Reisman told the jury Mapplethorpe was a "fascist" whose pictures were "not art" because they seldom depicted faces. (The jury acquitted.) Since then, Reisman has published her major work with Lousiana-based Huntington House. According to its website, the press specializes in titles such as "From Earthquakes to Global Unity: The End Times Have Begun," and books that ask "Are we under siege from ancient demonic powers?"

Reisman has gone on record comparing "Harmful to Minors" with "Mein Kampf" (though she admits she's read neither book). After she conveyed these thoughts to Concerned Women for America, that group mounted a mega-letter-writing campaign against the book. In response, the Minnesota's House Majority Leader, a Republican, has called Harmful to Minors "debased" and told the University of Minnesota Press to "punish" its director for publishing it.

This is no idle threat. Recently, the head of the political science department at the University of Missouri in Kansas City was vilified on talk radio for publishing an article pointing out that sex between men and boys is common and permissible in many cultures, and has been so during many periods in history. In retaliation, the state legislature yanked $100,000 from the university budget.

Reisman and right-wing groups such as CWA have lately been joined in their attack by a group of psychotherapists whose background is unknown to most of the press. The Leadership Council for Mental Health, Justice, and the Media was organized in the late 1990s. The organization was a backlash response to national outcry over bad therapy that was creating "recovered" false memories of child sex abuse. The Leadership Council's own leaders are "dissociationists" -- they work with patients who used to be called multiple personalities, a la the legendary "Sybil."

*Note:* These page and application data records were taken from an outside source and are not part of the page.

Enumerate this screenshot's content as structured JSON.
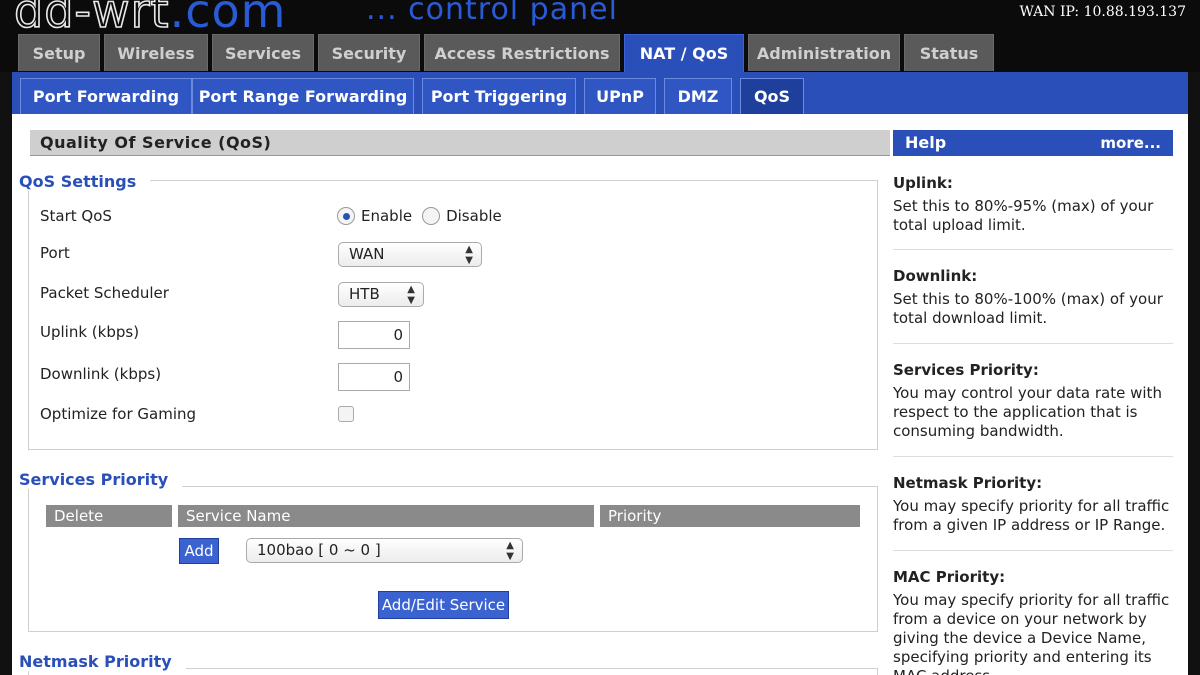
{
  "header": {
    "logo_dd": "dd-wrt",
    "logo_com": ".com",
    "title": "... control panel",
    "wan_ip": "WAN IP: 10.88.193.137"
  },
  "main_tabs": [
    "Setup",
    "Wireless",
    "Services",
    "Security",
    "Access Restrictions",
    "NAT / QoS",
    "Administration",
    "Status"
  ],
  "sub_tabs": [
    "Port Forwarding",
    "Port Range Forwarding",
    "Port Triggering",
    "UPnP",
    "DMZ",
    "QoS"
  ],
  "page_title": "Quality Of Service (QoS)",
  "qos": {
    "legend": "QoS Settings",
    "start_label": "Start QoS",
    "enable_label": "Enable",
    "disable_label": "Disable",
    "port_label": "Port",
    "port_value": "WAN",
    "scheduler_label": "Packet Scheduler",
    "scheduler_value": "HTB",
    "uplink_label": "Uplink (kbps)",
    "uplink_value": "0",
    "downlink_label": "Downlink (kbps)",
    "downlink_value": "0",
    "gaming_label": "Optimize for Gaming"
  },
  "services": {
    "legend": "Services Priority",
    "col_delete": "Delete",
    "col_service": "Service Name",
    "col_priority": "Priority",
    "add_label": "Add",
    "service_value": "100bao [ 0 ~ 0 ]",
    "add_edit_label": "Add/Edit Service"
  },
  "netmask": {
    "legend": "Netmask Priority"
  },
  "help": {
    "title": "Help",
    "more": "more...",
    "items": [
      {
        "title": "Uplink:",
        "text": "Set this to 80%-95% (max) of your total upload limit."
      },
      {
        "title": "Downlink:",
        "text": "Set this to 80%-100% (max) of your total download limit."
      },
      {
        "title": "Services Priority:",
        "text": "You may control your data rate with respect to the application that is consuming bandwidth."
      },
      {
        "title": "Netmask Priority:",
        "text": "You may specify priority for all traffic from a given IP address or IP Range."
      },
      {
        "title": "MAC Priority:",
        "text": "You may specify priority for all traffic from a device on your network by giving the device a Device Name, specifying priority and entering its MAC address."
      }
    ]
  }
}
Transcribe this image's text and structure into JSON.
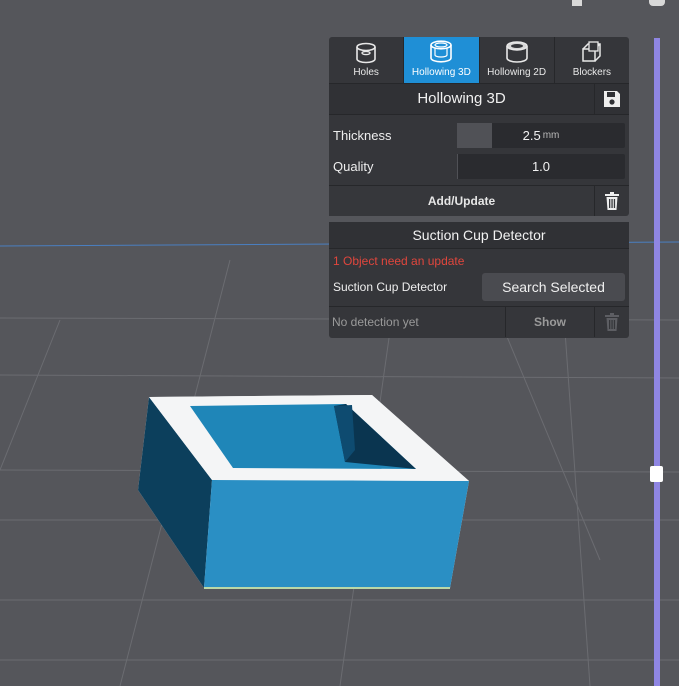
{
  "tabs": [
    {
      "label": "Holes",
      "icon": "holes-icon",
      "active": false
    },
    {
      "label": "Hollowing 3D",
      "icon": "hollowing-3d-icon",
      "active": true
    },
    {
      "label": "Hollowing 2D",
      "icon": "hollowing-2d-icon",
      "active": false
    },
    {
      "label": "Blockers",
      "icon": "blockers-icon",
      "active": false
    }
  ],
  "hollowing": {
    "title": "Hollowing 3D",
    "thickness_label": "Thickness",
    "thickness_value": "2.5",
    "thickness_unit": "mm",
    "thickness_fill": 0.21,
    "quality_label": "Quality",
    "quality_value": "1.0",
    "quality_fill": 0.0,
    "add_update_label": "Add/Update"
  },
  "suction": {
    "title": "Suction Cup Detector",
    "warning": "1 Object need an update",
    "detector_label": "Suction Cup Detector",
    "search_button": "Search Selected",
    "status": "No detection yet",
    "show_button": "Show"
  },
  "layer_slider": {
    "level": 0.66
  },
  "colors": {
    "accent": "#1f8fd6",
    "warning": "#e0463d",
    "model": "#2a8fc4",
    "slider": "#8f86e3",
    "viewport": "#55565b"
  }
}
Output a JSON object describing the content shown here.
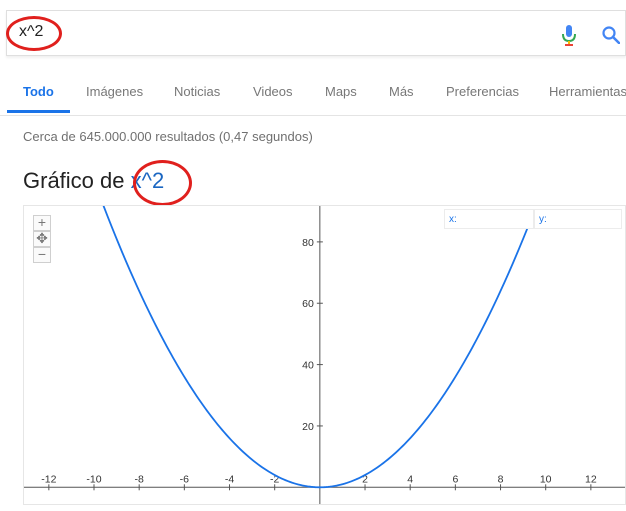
{
  "search": {
    "query": "x^2"
  },
  "tabs": [
    {
      "label": "Todo",
      "active": true
    },
    {
      "label": "Imágenes"
    },
    {
      "label": "Noticias"
    },
    {
      "label": "Videos"
    },
    {
      "label": "Maps"
    },
    {
      "label": "Más"
    },
    {
      "label": "Preferencias"
    },
    {
      "label": "Herramientas"
    }
  ],
  "results_stats": "Cerca de 645.000.000 resultados (0,47 segundos)",
  "graph": {
    "title_prefix": "Gráfico de",
    "function": "x^2",
    "controls": {
      "zoom_in": "+",
      "zoom_out": "−",
      "pan": "✥"
    },
    "readout": {
      "x_label": "x:",
      "y_label": "y:"
    }
  },
  "colors": {
    "accent": "#1a73e8",
    "curve": "#1a73e8",
    "annotation": "#e0201d"
  },
  "icons": {
    "mic": "microphone-icon",
    "search": "search-icon"
  },
  "chart_data": {
    "type": "line",
    "function": "x^2",
    "series": [
      {
        "x": [
          -9.6,
          -9,
          -8,
          -7,
          -6,
          -5,
          -4,
          -3,
          -2,
          -1,
          0,
          1,
          2,
          3,
          4,
          5,
          6,
          7,
          8,
          9,
          9.2
        ],
        "y": [
          92.16,
          81,
          64,
          49,
          36,
          25,
          16,
          9,
          4,
          1,
          0,
          1,
          4,
          9,
          16,
          25,
          36,
          49,
          64,
          81,
          84.64
        ]
      }
    ],
    "xlim": [
      -13.1,
      13.6
    ],
    "ylim": [
      -6.1,
      91.7
    ],
    "x_ticks": [
      -12,
      -10,
      -8,
      -6,
      -4,
      -2,
      2,
      4,
      6,
      8,
      10,
      12
    ],
    "y_ticks": [
      20,
      40,
      60,
      80
    ],
    "grid": false
  }
}
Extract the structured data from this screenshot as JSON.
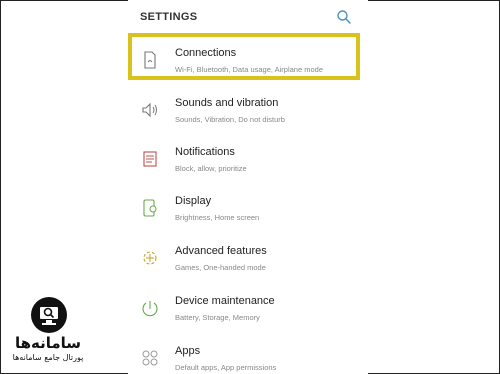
{
  "header": {
    "title": "SETTINGS",
    "search_icon": "search-icon"
  },
  "items": [
    {
      "label": "Connections",
      "sub": "Wi-Fi, Bluetooth, Data usage, Airplane mode",
      "icon": "connections-icon",
      "icon_color": "#777777"
    },
    {
      "label": "Sounds and vibration",
      "sub": "Sounds, Vibration, Do not disturb",
      "icon": "sound-icon",
      "icon_color": "#777777"
    },
    {
      "label": "Notifications",
      "sub": "Block, allow, prioritize",
      "icon": "notifications-icon",
      "icon_color": "#c0504d"
    },
    {
      "label": "Display",
      "sub": "Brightness, Home screen",
      "icon": "display-icon",
      "icon_color": "#6aa84f"
    },
    {
      "label": "Advanced features",
      "sub": "Games, One-handed mode",
      "icon": "advanced-features-icon",
      "icon_color": "#c9a227"
    },
    {
      "label": "Device maintenance",
      "sub": "Battery, Storage, Memory",
      "icon": "device-maintenance-icon",
      "icon_color": "#6aa84f"
    },
    {
      "label": "Apps",
      "sub": "Default apps, App permissions",
      "icon": "apps-icon",
      "icon_color": "#999999"
    }
  ],
  "highlight_color": "#d9c21b",
  "accent_color": "#4a90c2",
  "watermark": {
    "title": "سامانه‌ها",
    "subtitle": "پورتال جامع سامانه‌ها"
  }
}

These therapists claim the illness is virtually always caused by severe child sex abuse. But that claim has never been proven, and dissociation has become so controversial that "multiple personality disorder" was dumped a few years ago from the American Psychiatric Associatiion's official list of mental illnesses. Many psychologists now think it's "caused" by bad therapy (and by bad afternoon shock-talk shows).

Leadership Council officers, however, were this country's biggest proponents of multiple personality disorder during the 1980s. And because many of their patients told stories of satanic ritual abuse, the credulous dissociation therapists promoted a national hysteria over apocryphal devil-worshipping child molesters, including in daycare centers. They attacked the Psychological Bulletin study after it came out in 1998. Now they're after "Harmful to Minors," no doubt because it suggests that not all children are psychologically ravaged by sex abuse, or in need of lifetime therapy.   

The University of Minnesota is now trying to mollify all these attackers by ordering an "external review" of how the University of Minnesota Press chooses books for publication. The university vice president who oversees the press says she can't imagine reviewers' recommendations will undermine academic freedom. She could be right. Still, the very fact that there was a review in the first place is bound to chill academic presses all over the country when they deal in the future with controversial books. It seems incredible that decisions about what constitutes science and scholarship -- not to mention mainstream American values -- are being dictated by Bible-thumpers, talk-show martinets and proponents of questionable therapy.

Debbie Nathan is a New York-based writer and the co-author, with Michael Snedeker, of Satan's Silence: Ritual Abuse and the Making of a Modern American Witch Hunt.